2Unidad de Gestión Clínica de Aparato Digestivo, Hospital Universitario Reina Sofía, Instituto Maimónides de Investigación Biomédica de Córdoba (IMIBIC), Universidad de Córdoba, Córdoba, Spain;

3Servicio de Gastroenterologia, Hospital La Fe, Valencia, Spain;

4Servicio Medicina Digestiva Hospital General Universitario de Alicante y CIBEREHD Instituto de Salud Carlos III, Madrid, Spain;

5Servicio de Gastroenterología, Hospital Universitario Miguel Servet, Zaragoza, Spain;

6Servicio de Aparato Digestivo, Hospital Universitario La Paz, Madrid, Spain, IdiPaz;

7Servicio de Patología Digestiva Hospital de la Santa Creu y Sant Pau, Barcelona, Spain;

8Servicio de Gastroenterología, Hospital Puerta de Hierro, Madrid, Spain;

9Unidad de Gastroenterología Hospital Virgen Macarena, Sevilla, Spain;

10Servicio de Medicina Digestiva Hospital Clínico de Valencia, Universitat de Valencia;

11Servicio de Gastroenterología, Hospital Clínico San Carlos, Madrid, Spain;

12Departamento médico MSD, Madrid, Spain; and

13Unidad de Enfermedad Inflamatoria Intestinal, Servicio de Aparato Digestivo Complejo Hospitalario Universitario de Santiago, Santiago de Compostela, Spain.

Address correspondence to: Berta Juliá, MD, Departamento médico MSD, 28027 Madrid, Spain (e-mail:

Supported by MSD, Spain.

Author disclosures are available in the Acknowledgments.

Editorial assistance was provided by Content Ed Net, Madrid, Spain.

Received February 09, 2017

Accepted April 25, 2017

© Crohn's & Colitis Foundation
You currently do not have access to this article

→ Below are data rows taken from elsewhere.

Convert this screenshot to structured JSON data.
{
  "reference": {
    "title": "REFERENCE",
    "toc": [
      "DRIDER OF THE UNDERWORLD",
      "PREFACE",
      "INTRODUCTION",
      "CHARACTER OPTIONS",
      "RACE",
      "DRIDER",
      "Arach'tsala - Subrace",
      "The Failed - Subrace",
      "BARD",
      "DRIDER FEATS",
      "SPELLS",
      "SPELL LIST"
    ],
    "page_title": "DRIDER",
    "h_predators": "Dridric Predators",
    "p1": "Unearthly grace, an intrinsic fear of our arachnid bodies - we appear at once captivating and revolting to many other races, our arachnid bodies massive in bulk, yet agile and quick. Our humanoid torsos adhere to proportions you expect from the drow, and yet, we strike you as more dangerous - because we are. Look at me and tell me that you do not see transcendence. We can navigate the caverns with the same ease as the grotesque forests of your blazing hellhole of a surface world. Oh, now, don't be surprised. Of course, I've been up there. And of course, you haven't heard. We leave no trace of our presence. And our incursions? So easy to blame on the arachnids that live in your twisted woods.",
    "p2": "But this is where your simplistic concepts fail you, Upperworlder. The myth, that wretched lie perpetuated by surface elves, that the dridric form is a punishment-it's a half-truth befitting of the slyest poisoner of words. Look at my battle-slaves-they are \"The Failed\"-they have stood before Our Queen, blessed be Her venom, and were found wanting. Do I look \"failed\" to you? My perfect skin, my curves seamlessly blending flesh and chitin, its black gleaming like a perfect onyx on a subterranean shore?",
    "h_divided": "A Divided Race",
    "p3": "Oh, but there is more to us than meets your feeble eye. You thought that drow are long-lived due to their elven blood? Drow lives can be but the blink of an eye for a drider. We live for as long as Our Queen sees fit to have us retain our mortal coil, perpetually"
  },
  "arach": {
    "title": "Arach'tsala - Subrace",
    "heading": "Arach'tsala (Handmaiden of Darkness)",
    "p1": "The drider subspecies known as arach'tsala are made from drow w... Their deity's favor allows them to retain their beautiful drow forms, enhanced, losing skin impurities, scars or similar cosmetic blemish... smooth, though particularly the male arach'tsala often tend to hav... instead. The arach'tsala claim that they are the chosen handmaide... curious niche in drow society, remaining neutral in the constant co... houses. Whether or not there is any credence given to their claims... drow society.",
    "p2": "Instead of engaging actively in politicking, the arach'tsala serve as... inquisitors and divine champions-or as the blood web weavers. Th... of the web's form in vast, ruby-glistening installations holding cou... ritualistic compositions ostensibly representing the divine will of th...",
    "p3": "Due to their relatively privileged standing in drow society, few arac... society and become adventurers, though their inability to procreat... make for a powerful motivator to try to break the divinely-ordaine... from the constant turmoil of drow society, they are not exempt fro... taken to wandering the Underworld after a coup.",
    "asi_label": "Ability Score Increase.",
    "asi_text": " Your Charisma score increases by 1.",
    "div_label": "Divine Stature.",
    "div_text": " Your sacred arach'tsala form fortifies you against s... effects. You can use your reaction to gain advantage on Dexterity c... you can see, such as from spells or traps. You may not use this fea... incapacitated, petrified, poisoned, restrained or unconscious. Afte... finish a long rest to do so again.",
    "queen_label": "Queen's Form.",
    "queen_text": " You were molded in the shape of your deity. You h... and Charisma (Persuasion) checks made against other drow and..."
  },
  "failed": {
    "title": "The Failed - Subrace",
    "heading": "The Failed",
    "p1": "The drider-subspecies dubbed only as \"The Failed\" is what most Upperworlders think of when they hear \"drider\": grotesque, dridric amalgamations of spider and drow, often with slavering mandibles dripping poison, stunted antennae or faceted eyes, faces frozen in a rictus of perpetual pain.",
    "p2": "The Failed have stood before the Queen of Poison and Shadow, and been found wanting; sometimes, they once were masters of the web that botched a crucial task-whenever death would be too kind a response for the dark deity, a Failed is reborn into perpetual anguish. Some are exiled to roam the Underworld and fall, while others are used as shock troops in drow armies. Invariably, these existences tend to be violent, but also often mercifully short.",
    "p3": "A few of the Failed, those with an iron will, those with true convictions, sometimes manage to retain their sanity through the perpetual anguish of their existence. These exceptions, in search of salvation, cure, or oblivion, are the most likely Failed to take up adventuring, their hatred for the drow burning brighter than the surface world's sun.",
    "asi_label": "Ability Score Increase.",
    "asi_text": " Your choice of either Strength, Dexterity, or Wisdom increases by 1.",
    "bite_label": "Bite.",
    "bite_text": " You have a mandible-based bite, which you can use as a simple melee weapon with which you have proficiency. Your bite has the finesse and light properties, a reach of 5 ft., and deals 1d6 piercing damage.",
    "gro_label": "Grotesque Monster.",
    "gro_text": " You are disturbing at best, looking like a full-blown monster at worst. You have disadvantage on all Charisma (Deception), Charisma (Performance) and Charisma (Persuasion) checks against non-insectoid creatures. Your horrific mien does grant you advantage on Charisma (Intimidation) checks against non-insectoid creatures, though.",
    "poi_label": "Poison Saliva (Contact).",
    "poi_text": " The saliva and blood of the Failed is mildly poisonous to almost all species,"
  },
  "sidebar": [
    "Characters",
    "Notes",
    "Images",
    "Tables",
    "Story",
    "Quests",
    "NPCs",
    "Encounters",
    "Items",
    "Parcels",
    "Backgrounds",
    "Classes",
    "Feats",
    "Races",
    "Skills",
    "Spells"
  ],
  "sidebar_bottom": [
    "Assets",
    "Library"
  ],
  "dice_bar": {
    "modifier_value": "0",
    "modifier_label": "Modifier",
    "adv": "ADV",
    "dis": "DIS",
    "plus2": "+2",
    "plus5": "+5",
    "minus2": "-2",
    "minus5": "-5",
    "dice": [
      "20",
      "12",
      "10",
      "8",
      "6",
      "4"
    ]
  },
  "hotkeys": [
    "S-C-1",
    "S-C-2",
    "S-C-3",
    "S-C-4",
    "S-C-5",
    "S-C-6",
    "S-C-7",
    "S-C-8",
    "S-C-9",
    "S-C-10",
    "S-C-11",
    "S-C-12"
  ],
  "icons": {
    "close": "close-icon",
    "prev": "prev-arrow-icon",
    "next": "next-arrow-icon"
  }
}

To access this article:

Note: If your society membership provides full-access, you may need to login on your society website